Component data from apps and pages:
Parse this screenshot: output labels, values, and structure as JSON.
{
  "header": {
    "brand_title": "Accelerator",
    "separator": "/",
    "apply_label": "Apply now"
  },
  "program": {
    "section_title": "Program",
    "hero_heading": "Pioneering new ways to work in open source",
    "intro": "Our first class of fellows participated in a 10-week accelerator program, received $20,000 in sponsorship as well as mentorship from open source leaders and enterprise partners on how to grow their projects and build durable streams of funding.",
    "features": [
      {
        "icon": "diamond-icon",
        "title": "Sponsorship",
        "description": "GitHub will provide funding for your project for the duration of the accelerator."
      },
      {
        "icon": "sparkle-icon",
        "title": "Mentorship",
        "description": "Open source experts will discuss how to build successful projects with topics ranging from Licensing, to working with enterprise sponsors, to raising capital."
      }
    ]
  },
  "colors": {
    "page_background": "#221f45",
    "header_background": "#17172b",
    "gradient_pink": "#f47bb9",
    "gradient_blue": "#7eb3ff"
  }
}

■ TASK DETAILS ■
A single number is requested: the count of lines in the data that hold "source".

■ SOLUTION FOR THIS EXERCISE ■
3